New River Gorge National Park Superintendent Don Striker Wednesday described his outlook as “cautiously optimistic” about the Gorge’s potential swelling by 100 acres in the near future — courtesy of a land purchase being negotiated between the Park Service and the owner of BridgeView Estates housing development.
According to Striker, that land — along with over 500 more acres that he hopes to acquire from BridgeView in the long-term — lies within the park’s boundaries. “It’s clearly within the viewshed from the river. It doesn’t lend itself easily to building homes.
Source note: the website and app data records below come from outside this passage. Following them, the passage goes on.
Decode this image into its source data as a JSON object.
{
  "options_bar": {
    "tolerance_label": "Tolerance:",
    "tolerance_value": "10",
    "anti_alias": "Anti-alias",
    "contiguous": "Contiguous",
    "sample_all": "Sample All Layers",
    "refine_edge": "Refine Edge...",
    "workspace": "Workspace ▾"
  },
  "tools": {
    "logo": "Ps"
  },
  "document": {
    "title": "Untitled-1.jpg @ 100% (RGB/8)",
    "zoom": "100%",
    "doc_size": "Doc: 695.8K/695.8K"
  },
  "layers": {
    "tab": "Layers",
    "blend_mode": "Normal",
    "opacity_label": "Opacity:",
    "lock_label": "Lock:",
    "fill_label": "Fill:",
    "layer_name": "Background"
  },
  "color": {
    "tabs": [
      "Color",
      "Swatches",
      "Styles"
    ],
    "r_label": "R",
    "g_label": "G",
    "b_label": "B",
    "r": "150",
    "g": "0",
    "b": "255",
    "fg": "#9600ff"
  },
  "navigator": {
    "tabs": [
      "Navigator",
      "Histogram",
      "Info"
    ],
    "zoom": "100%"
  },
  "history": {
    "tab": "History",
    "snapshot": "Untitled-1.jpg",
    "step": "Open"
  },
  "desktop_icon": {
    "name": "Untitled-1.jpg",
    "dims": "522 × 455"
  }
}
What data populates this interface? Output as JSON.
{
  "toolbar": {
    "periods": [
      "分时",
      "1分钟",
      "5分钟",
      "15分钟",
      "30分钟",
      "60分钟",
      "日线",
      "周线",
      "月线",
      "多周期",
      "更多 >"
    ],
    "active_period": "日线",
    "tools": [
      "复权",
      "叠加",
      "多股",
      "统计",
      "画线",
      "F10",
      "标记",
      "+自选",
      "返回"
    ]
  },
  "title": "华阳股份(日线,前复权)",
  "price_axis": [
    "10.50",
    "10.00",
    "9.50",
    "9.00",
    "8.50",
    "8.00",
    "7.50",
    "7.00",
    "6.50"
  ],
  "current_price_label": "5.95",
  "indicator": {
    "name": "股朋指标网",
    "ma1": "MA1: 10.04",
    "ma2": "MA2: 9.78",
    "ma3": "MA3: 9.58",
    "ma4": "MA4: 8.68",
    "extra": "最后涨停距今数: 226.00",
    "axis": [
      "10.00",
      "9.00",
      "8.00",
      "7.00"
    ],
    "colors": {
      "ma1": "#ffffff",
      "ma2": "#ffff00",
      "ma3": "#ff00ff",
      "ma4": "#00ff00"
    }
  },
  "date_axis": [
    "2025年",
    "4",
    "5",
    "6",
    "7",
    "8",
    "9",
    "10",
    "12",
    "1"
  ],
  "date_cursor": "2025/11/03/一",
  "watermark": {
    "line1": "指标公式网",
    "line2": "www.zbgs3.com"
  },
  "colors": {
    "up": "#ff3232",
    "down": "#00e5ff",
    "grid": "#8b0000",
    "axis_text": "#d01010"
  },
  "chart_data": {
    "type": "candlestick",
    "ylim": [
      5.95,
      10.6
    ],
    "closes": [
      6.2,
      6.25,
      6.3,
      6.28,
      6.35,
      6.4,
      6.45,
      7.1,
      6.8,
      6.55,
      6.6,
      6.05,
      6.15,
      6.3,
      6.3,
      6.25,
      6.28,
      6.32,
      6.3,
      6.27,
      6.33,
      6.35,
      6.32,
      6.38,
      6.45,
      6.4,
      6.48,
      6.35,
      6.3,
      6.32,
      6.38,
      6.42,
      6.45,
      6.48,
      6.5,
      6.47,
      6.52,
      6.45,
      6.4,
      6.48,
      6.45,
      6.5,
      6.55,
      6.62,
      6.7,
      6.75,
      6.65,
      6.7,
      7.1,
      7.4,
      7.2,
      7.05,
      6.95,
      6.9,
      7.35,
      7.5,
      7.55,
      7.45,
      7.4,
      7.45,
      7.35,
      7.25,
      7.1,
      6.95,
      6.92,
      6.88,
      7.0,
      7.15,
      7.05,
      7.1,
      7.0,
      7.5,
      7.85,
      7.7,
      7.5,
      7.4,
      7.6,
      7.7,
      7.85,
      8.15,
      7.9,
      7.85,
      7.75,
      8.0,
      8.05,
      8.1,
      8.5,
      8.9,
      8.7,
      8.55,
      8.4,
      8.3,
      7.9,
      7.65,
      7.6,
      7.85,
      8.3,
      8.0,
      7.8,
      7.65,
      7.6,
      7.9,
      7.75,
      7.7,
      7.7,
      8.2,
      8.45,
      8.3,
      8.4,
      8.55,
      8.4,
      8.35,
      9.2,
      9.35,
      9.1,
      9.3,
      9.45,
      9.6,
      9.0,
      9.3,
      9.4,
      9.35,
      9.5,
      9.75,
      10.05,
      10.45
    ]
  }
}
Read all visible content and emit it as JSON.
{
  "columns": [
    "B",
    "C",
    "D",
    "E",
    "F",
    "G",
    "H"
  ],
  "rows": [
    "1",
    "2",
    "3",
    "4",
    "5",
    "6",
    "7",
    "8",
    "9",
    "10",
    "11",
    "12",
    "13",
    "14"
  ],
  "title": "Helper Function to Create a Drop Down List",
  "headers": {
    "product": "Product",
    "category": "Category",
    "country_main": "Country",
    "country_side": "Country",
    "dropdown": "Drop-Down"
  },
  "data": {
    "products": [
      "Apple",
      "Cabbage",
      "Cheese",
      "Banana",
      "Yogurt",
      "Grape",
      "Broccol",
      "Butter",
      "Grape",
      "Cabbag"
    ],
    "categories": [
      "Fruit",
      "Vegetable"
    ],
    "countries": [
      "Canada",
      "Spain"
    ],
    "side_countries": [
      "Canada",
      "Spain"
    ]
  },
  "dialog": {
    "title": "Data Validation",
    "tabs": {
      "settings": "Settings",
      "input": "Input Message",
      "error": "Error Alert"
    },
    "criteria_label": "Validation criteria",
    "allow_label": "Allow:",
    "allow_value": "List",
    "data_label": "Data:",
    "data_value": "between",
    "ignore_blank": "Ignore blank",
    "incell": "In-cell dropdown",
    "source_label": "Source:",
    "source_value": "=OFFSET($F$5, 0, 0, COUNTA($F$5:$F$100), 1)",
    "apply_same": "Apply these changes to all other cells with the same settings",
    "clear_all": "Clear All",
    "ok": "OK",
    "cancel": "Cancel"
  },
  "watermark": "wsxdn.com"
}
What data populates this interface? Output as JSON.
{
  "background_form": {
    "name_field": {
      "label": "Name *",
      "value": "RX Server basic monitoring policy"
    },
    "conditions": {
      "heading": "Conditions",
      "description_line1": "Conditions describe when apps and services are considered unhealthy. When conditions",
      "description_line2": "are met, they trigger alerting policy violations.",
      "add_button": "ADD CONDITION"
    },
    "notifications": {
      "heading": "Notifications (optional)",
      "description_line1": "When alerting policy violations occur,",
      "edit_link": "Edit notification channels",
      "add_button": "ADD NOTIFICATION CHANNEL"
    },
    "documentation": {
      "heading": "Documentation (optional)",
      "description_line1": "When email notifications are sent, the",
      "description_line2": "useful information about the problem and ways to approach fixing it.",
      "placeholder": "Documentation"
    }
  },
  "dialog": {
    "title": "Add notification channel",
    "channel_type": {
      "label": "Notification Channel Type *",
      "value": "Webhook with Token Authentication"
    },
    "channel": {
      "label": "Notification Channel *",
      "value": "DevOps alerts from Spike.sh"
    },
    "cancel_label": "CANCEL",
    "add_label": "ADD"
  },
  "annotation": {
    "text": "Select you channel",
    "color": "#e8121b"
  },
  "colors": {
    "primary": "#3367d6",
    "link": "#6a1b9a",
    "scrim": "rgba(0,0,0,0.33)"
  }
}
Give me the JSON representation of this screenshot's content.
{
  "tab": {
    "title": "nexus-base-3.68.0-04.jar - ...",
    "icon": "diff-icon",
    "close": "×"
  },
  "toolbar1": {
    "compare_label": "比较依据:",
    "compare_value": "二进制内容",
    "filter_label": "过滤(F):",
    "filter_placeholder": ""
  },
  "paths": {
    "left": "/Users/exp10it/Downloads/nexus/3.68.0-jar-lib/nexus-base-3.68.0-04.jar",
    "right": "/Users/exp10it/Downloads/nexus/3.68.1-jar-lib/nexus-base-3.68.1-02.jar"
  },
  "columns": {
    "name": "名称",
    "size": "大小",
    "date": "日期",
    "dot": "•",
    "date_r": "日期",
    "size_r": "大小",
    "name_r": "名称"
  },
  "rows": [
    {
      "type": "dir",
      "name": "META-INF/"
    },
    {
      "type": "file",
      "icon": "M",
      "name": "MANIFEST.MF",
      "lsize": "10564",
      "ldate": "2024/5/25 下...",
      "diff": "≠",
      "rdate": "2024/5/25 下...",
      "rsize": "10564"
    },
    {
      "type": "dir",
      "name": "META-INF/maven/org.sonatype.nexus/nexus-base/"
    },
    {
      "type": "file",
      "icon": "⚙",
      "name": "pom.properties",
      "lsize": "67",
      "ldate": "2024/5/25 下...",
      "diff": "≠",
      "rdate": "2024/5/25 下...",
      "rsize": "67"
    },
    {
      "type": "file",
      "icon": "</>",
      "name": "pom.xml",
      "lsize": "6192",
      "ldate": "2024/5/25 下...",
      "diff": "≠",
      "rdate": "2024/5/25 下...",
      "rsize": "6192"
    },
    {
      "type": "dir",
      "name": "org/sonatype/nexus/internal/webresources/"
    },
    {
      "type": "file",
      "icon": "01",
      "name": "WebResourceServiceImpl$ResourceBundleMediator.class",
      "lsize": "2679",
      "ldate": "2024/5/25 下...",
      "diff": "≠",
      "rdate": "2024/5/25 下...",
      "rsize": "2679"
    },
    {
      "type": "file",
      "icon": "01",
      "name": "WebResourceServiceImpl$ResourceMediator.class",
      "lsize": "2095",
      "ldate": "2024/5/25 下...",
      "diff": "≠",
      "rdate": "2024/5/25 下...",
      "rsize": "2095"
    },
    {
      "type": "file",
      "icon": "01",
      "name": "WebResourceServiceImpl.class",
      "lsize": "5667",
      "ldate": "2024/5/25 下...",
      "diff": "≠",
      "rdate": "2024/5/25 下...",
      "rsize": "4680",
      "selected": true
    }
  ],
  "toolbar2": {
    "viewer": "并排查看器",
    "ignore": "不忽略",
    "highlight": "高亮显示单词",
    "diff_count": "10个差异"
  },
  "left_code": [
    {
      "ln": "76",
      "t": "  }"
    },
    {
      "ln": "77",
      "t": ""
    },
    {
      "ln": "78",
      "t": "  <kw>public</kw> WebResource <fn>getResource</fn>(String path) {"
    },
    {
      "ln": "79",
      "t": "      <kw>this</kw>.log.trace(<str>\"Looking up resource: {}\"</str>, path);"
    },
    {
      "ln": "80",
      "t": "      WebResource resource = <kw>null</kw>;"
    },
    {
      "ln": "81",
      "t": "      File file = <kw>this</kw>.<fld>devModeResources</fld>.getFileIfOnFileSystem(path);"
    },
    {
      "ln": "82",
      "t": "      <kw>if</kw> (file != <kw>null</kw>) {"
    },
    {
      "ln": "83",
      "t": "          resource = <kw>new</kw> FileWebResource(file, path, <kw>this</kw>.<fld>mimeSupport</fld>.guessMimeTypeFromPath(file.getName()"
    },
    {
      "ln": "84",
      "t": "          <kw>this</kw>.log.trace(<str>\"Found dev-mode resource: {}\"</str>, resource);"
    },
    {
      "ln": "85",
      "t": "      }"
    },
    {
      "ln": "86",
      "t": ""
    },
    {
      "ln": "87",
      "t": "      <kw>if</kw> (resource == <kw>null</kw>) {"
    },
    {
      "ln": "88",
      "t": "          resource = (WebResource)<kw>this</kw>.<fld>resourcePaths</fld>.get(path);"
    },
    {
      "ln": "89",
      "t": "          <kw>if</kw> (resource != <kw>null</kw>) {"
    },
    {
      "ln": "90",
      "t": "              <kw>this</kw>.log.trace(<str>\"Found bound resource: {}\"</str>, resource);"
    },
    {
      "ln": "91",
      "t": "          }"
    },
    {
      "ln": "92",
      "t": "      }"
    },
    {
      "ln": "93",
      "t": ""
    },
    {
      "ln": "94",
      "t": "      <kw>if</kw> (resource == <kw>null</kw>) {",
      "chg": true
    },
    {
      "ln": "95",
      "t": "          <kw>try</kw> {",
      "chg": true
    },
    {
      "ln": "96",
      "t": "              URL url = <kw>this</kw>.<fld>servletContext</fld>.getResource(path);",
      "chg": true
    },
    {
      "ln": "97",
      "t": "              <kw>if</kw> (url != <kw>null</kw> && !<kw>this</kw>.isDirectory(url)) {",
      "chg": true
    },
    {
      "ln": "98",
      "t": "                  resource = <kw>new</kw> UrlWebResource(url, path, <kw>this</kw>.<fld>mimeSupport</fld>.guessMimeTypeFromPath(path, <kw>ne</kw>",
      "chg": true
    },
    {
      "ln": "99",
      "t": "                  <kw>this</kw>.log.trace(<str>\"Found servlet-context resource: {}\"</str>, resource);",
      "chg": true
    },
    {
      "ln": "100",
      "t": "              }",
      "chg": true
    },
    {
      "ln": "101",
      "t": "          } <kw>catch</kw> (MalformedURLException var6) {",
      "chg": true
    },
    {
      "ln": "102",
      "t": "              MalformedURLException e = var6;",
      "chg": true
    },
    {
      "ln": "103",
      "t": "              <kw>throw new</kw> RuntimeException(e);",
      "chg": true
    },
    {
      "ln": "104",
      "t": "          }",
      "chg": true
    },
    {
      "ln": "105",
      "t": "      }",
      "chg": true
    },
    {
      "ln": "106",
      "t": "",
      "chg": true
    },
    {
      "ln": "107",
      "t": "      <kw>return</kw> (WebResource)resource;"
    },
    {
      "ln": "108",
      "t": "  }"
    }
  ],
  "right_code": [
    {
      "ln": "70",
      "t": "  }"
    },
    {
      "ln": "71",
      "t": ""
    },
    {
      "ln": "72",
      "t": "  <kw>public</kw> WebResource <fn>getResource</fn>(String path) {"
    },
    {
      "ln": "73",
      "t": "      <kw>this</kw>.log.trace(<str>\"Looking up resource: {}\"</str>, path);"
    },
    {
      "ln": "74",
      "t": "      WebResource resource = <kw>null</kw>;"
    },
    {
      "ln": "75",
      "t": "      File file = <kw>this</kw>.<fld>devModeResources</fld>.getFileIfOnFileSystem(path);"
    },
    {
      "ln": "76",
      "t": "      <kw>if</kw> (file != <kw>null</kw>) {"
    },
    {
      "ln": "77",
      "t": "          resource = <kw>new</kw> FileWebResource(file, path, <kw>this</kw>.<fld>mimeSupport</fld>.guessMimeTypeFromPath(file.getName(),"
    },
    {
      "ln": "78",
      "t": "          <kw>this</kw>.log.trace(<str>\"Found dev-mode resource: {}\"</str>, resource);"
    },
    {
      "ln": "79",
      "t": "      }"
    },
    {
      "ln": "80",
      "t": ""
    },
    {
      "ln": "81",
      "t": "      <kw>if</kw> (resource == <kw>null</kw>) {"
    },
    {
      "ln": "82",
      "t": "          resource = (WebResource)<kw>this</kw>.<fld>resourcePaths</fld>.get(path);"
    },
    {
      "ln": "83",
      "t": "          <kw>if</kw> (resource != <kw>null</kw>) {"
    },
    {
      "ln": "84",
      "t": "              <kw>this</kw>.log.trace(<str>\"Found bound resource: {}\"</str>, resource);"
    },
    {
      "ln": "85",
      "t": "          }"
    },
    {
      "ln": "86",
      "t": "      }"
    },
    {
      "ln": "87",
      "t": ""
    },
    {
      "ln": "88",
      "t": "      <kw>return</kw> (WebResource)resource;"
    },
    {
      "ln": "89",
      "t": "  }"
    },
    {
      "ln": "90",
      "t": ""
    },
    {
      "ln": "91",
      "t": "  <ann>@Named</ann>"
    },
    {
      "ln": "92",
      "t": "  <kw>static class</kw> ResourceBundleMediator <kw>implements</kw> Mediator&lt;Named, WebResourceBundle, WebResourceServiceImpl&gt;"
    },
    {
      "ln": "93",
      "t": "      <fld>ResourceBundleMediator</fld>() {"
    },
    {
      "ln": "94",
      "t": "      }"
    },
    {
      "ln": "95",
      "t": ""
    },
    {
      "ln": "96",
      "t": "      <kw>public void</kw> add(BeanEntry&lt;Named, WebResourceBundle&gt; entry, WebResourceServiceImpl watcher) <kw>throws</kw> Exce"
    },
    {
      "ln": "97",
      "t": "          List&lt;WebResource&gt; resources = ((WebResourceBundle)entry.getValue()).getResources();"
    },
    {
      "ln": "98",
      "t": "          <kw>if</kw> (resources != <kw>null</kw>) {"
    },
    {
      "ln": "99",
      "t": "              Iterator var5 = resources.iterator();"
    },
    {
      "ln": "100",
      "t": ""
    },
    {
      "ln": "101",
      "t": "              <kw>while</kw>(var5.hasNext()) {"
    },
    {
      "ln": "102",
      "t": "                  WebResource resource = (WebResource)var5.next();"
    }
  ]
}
It’s pretty vertical, tough terrain,” Striker observed.
Striker and BridgeView Estates owner Gary Driggs met for what Striker called a “preliminary meet-and-greet” last Friday to tour the riverfront property. “I’ve been here (as superintendent) a little over a year. Gary and I have been trying to get together for that entire year. It took almost a year for it to happen,” Striker explained.
“In the intervening time, the housing market — especially for second, third and fourth homes — has tanked. Bankers are looking at it as a risky proposition.”
The next step in the process is for an appraisal to be performed in accordance with federally approved criteria. Striker insisted that the process is very similar to that for purchasing a home. The parties are also pinning down details like ingress and egress for the landlocked property.
“The next step is that we order an appraisal and see where the numbers come in. If he (Driggs) likes the numbers, we sign a contract and move forward just like you would with any home purchase,” he added.
An appraisal had not been scheduled as of Wednesday, but Striker said that he hopes to make a formal announcement in the next couple of months on the sale’s closing.
“I’m cautiously optimistic that if we do the one deal (100 acres), we can do the other (more than 500 acres) and get all the acreage that’s in the park boundary,” said Striker.
“A hundred acres is about all I can afford right now. Our land folks have been working around the clock. The last year has been really crazy (with land acquisitions). We’re just about tapped out in terms of money in the bank for land purchases.”
In “river-rat terms,” as Striker put it, the land is upstream from the Fayette Station takeout for rafters when you go into Fayette Station on “river left.” In other words, if a person were standing on the New River Gorge Bridge, it would be straight below and westward on the south side of the bridge.
“It’s a good time to be having a ‘vision’ conversation,” Striker noted, when asked about his visions or goals for the property.
“We’re in the middle of our General Management Plan. This is an area we initially designated as front country. It’s pretty rugged terrain with a lot of rocks. It’s a hard walking terrain. We would like to develop it into uses people would like to have.”
Possible ideas mentioned by Striker include a boardwalk that would allow people to see more of the river and have easier access to it. It could even be a destination, he said, for people to see rafters coming in for their final rapid.
Striker had positive words for Driggs, who initially bought 1,400 acres of land. The park superintendent sees “potential for longer term relationships, partnerships as neighbors who share a common border,” Striker surmised.
“I think he (Driggs) understands the long term. I get the sense that, in his heart of hearts, he’s very motivated by what is in the best long-term interest of our area. He’s a great guy to work with. We have an awful lot of common ground. I’m really optimistic that we’ll put this deal together relatively quickly.”